The data

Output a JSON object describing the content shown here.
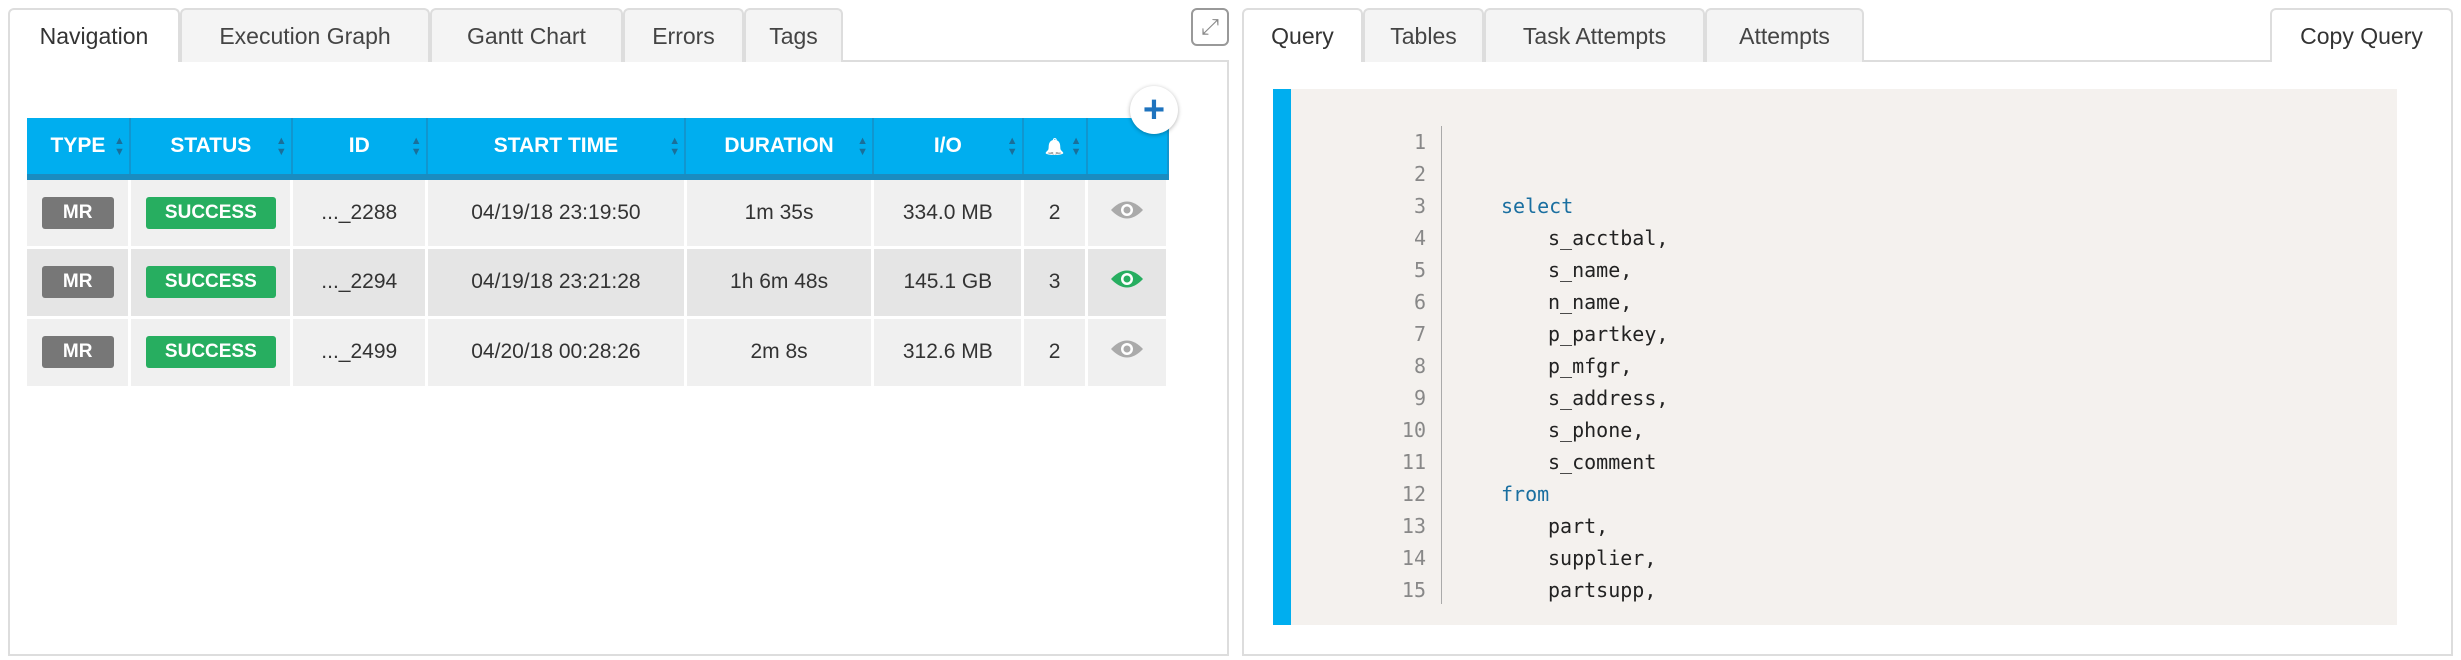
{
  "left_panel": {
    "tabs": [
      {
        "label": "Navigation",
        "active": true
      },
      {
        "label": "Execution Graph"
      },
      {
        "label": "Gantt Chart"
      },
      {
        "label": "Errors"
      },
      {
        "label": "Tags"
      }
    ],
    "columns": [
      "TYPE",
      "STATUS",
      "ID",
      "START TIME",
      "DURATION",
      "I/O"
    ],
    "alerts_icon": "bell-icon",
    "rows": [
      {
        "type": "MR",
        "status": "SUCCESS",
        "id": "..._2288",
        "start": "04/19/18 23:19:50",
        "duration": "1m 35s",
        "io": "334.0 MB",
        "alerts": "2",
        "selected": false
      },
      {
        "type": "MR",
        "status": "SUCCESS",
        "id": "..._2294",
        "start": "04/19/18 23:21:28",
        "duration": "1h 6m 48s",
        "io": "145.1 GB",
        "alerts": "3",
        "selected": true
      },
      {
        "type": "MR",
        "status": "SUCCESS",
        "id": "..._2499",
        "start": "04/20/18 00:28:26",
        "duration": "2m 8s",
        "io": "312.6 MB",
        "alerts": "2",
        "selected": false
      }
    ]
  },
  "right_panel": {
    "tabs": [
      {
        "label": "Query",
        "active": true
      },
      {
        "label": "Tables"
      },
      {
        "label": "Task Attempts"
      },
      {
        "label": "Attempts"
      }
    ],
    "copy_label": "Copy Query",
    "code": [
      {
        "n": "1",
        "t": "",
        "i": 0
      },
      {
        "n": "2",
        "t": "",
        "i": 0
      },
      {
        "n": "3",
        "t": "select",
        "i": 0,
        "kw": true
      },
      {
        "n": "4",
        "t": "s_acctbal,",
        "i": 1
      },
      {
        "n": "5",
        "t": "s_name,",
        "i": 1
      },
      {
        "n": "6",
        "t": "n_name,",
        "i": 1
      },
      {
        "n": "7",
        "t": "p_partkey,",
        "i": 1
      },
      {
        "n": "8",
        "t": "p_mfgr,",
        "i": 1
      },
      {
        "n": "9",
        "t": "s_address,",
        "i": 1
      },
      {
        "n": "10",
        "t": "s_phone,",
        "i": 1
      },
      {
        "n": "11",
        "t": "s_comment",
        "i": 1
      },
      {
        "n": "12",
        "t": "from",
        "i": 0,
        "kw": true
      },
      {
        "n": "13",
        "t": "part,",
        "i": 1
      },
      {
        "n": "14",
        "t": "supplier,",
        "i": 1
      },
      {
        "n": "15",
        "t": "partsupp,",
        "i": 1
      }
    ]
  },
  "colors": {
    "header": "#00aeef",
    "success": "#27ae60",
    "selected_eye": "#27ae60",
    "eye": "#aaaaaa",
    "keyword": "#1a6fa0"
  }
}
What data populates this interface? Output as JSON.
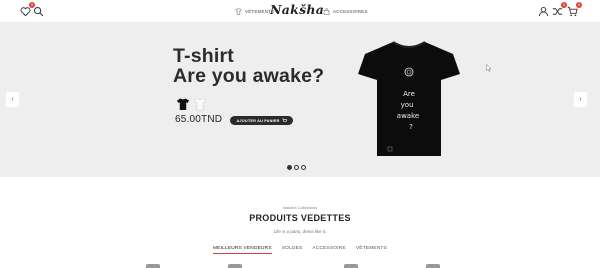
{
  "header": {
    "brand": "Nakšha",
    "nav": [
      {
        "label": "VÊTEMENTS",
        "icon": "shirt-icon"
      },
      {
        "label": "ACCESSOIRES",
        "icon": "bag-icon"
      }
    ],
    "wishlist_count": "0",
    "compare_count": "0",
    "cart_count": "0"
  },
  "hero": {
    "title_line1": "T-shirt",
    "title_line2": "Are you awake?",
    "price": "65.00TND",
    "cart_button": "AJOUTER AU PANIER",
    "tee_text": [
      "Are",
      "you",
      "awake",
      "?"
    ],
    "slides_total": 3,
    "slide_active": 1
  },
  "featured": {
    "kicker": "Naksha Collections",
    "title": "PRODUITS VEDETTES",
    "subtitle": "Life is a party, dress like it.",
    "tabs": [
      "MEILLEURS VENDEURS",
      "SOLDES",
      "ACCESSOIRE",
      "VÊTEMENTS"
    ],
    "active_tab": 0
  },
  "colors": {
    "accent": "#e2403a",
    "dark": "#2b2b2b",
    "hero_bg": "#eeeeee"
  }
}
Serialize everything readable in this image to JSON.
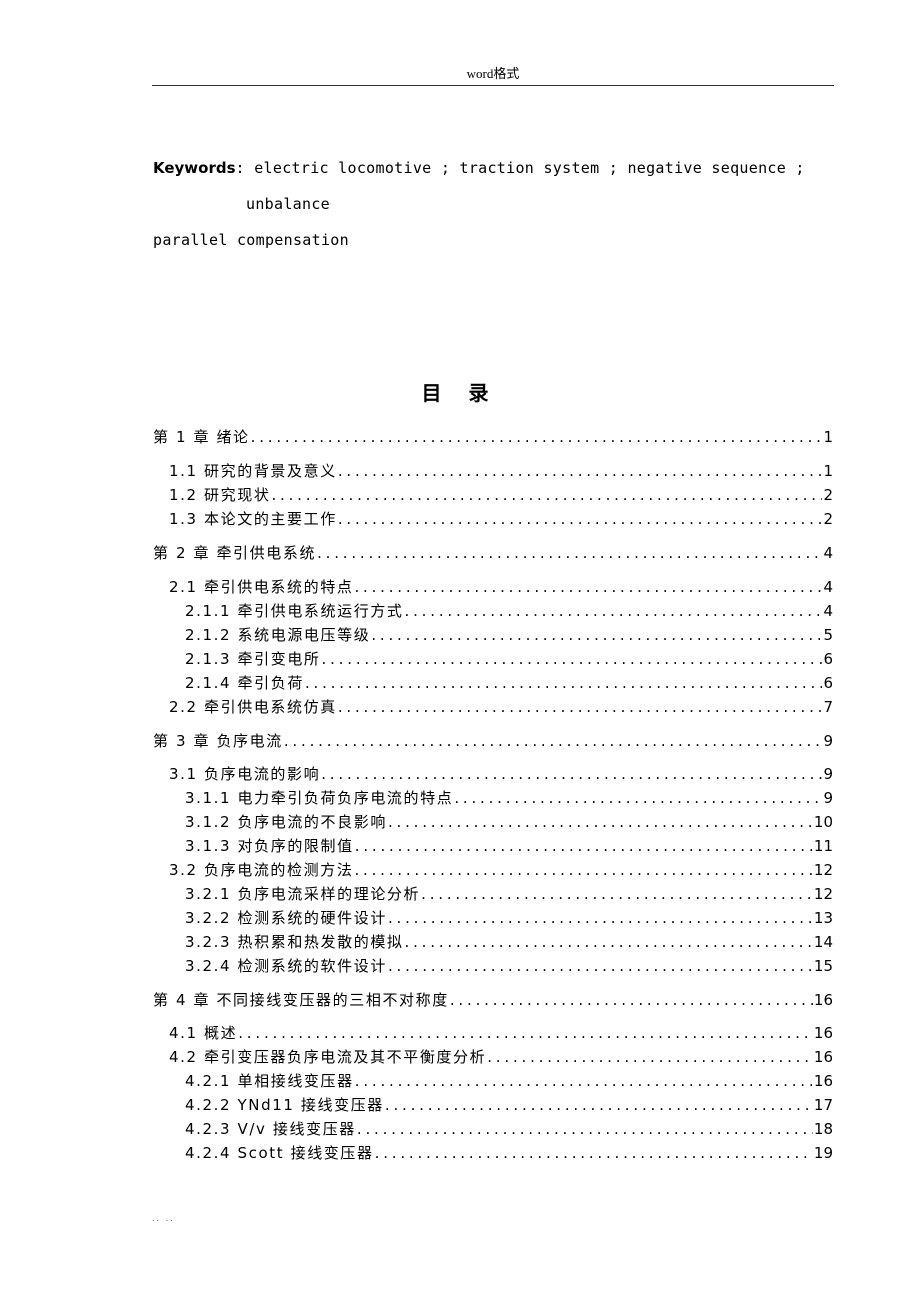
{
  "header": {
    "text": "word格式"
  },
  "keywords": {
    "label": "Keywords",
    "line1": ": electric locomotive ; traction system ; negative sequence ;",
    "line2": "unbalance",
    "line3": "parallel compensation"
  },
  "toc": {
    "title": "目 录",
    "entries": [
      {
        "label": "第 1 章   绪论",
        "page": "1",
        "level": 0
      },
      {
        "label": "1.1 研究的背景及意义 ",
        "page": "1",
        "level": 1
      },
      {
        "label": "1.2 研究现状 ",
        "page": "2",
        "level": 1
      },
      {
        "label": "1.3 本论文的主要工作 ",
        "page": "2",
        "level": 1
      },
      {
        "label": "第 2 章   牵引供电系统",
        "page": "4",
        "level": 0
      },
      {
        "label": "2.1 牵引供电系统的特点 ",
        "page": "4",
        "level": 1
      },
      {
        "label": "2.1.1 牵引供电系统运行方式",
        "page": "4",
        "level": 2
      },
      {
        "label": "2.1.2 系统电源电压等级",
        "page": "5",
        "level": 2
      },
      {
        "label": "2.1.3 牵引变电所",
        "page": "6",
        "level": 2
      },
      {
        "label": "2.1.4 牵引负荷",
        "page": "6",
        "level": 2
      },
      {
        "label": "2.2 牵引供电系统仿真 ",
        "page": "7",
        "level": 1
      },
      {
        "label": "第 3 章   负序电流",
        "page": "9",
        "level": 0
      },
      {
        "label": "3.1 负序电流的影响 ",
        "page": "9",
        "level": 1
      },
      {
        "label": "3.1.1 电力牵引负荷负序电流的特点",
        "page": "9",
        "level": 2
      },
      {
        "label": "3.1.2 负序电流的不良影响",
        "page": "10",
        "level": 2
      },
      {
        "label": "3.1.3 对负序的限制值",
        "page": "11",
        "level": 2
      },
      {
        "label": "3.2 负序电流的检测方法 ",
        "page": "12",
        "level": 1
      },
      {
        "label": "3.2.1  负序电流采样的理论分析 ",
        "page": "12",
        "level": 2
      },
      {
        "label": "3.2.2 检测系统的硬件设计",
        "page": "13",
        "level": 2
      },
      {
        "label": "3.2.3 热积累和热发散的模拟",
        "page": "14",
        "level": 2
      },
      {
        "label": "3.2.4 检测系统的软件设计",
        "page": "15",
        "level": 2
      },
      {
        "label": "第 4 章   不同接线变压器的三相不对称度",
        "page": "16",
        "level": 0
      },
      {
        "label": "4.1 概述 ",
        "page": "16",
        "level": 1
      },
      {
        "label": "4.2 牵引变压器负序电流及其不平衡度分析 ",
        "page": "16",
        "level": 1
      },
      {
        "label": "4.2.1  单相接线变压器 ",
        "page": "16",
        "level": 2
      },
      {
        "label": "4.2.2   YNd11 接线变压器",
        "page": "17",
        "level": 2
      },
      {
        "label": "4.2.3   V/v 接线变压器",
        "page": "18",
        "level": 2
      },
      {
        "label": "4.2.4   Scott 接线变压器",
        "page": "19",
        "level": 2
      }
    ]
  },
  "footer": {
    "text": ".. .."
  }
}
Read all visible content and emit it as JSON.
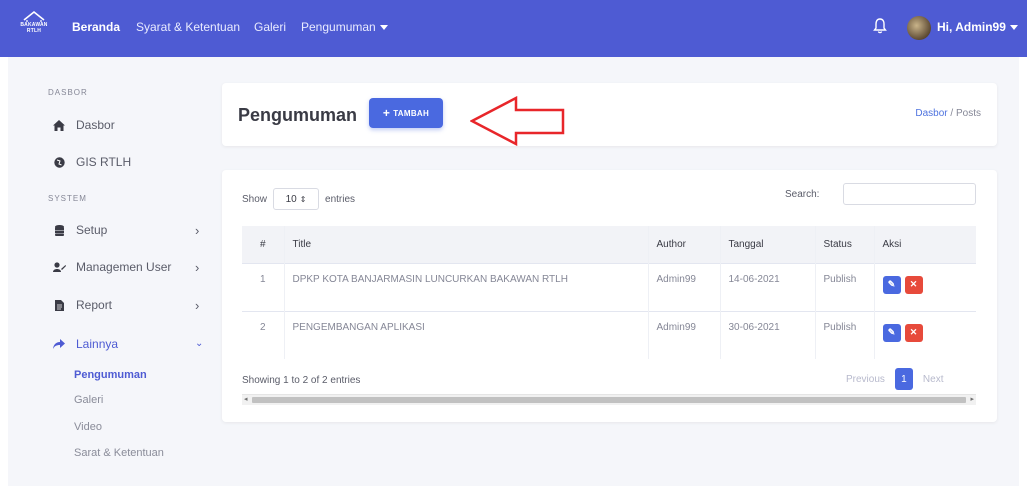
{
  "app": {
    "brand_line1": "BAKAWAN",
    "brand_line2": "RTLH"
  },
  "nav": {
    "items": [
      {
        "label": "Beranda"
      },
      {
        "label": "Syarat & Ketentuan"
      },
      {
        "label": "Galeri"
      },
      {
        "label": "Pengumuman"
      }
    ],
    "user_greeting": "Hi, Admin99"
  },
  "sidebar": {
    "heading_dasbor": "DASBOR",
    "heading_system": "SYSTEM",
    "items": [
      {
        "label": "Dasbor",
        "icon": "home-icon"
      },
      {
        "label": "GIS RTLH",
        "icon": "globe-icon"
      },
      {
        "label": "Setup",
        "icon": "database-icon"
      },
      {
        "label": "Managemen User",
        "icon": "users-icon"
      },
      {
        "label": "Report",
        "icon": "file-icon"
      },
      {
        "label": "Lainnya",
        "icon": "share-icon"
      }
    ],
    "subitems": [
      {
        "label": "Pengumuman"
      },
      {
        "label": "Galeri"
      },
      {
        "label": "Video"
      },
      {
        "label": "Sarat & Ketentuan"
      }
    ]
  },
  "header": {
    "title": "Pengumuman",
    "add_button": "TAMBAH",
    "breadcrumb_link": "Dasbor",
    "breadcrumb_sep": "/",
    "breadcrumb_current": "Posts"
  },
  "table": {
    "show_label": "Show",
    "entries_value": "10",
    "entries_label": "entries",
    "search_label": "Search:",
    "search_value": "",
    "columns": [
      "#",
      "Title",
      "Author",
      "Tanggal",
      "Status",
      "Aksi"
    ],
    "rows": [
      {
        "no": "1",
        "title": "DPKP KOTA BANJARMASIN LUNCURKAN BAKAWAN RTLH",
        "author": "Admin99",
        "date": "14-06-2021",
        "status": "Publish"
      },
      {
        "no": "2",
        "title": "PENGEMBANGAN APLIKASI",
        "author": "Admin99",
        "date": "30-06-2021",
        "status": "Publish"
      }
    ],
    "info": "Showing 1 to 2 of 2 entries",
    "prev": "Previous",
    "page": "1",
    "next": "Next"
  },
  "colors": {
    "navbar": "#4e5bd3",
    "primary": "#4a69e0",
    "danger": "#e74a3b",
    "annotation_arrow": "#e8262a"
  }
}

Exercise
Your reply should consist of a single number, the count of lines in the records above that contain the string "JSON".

Solution for this exercise
4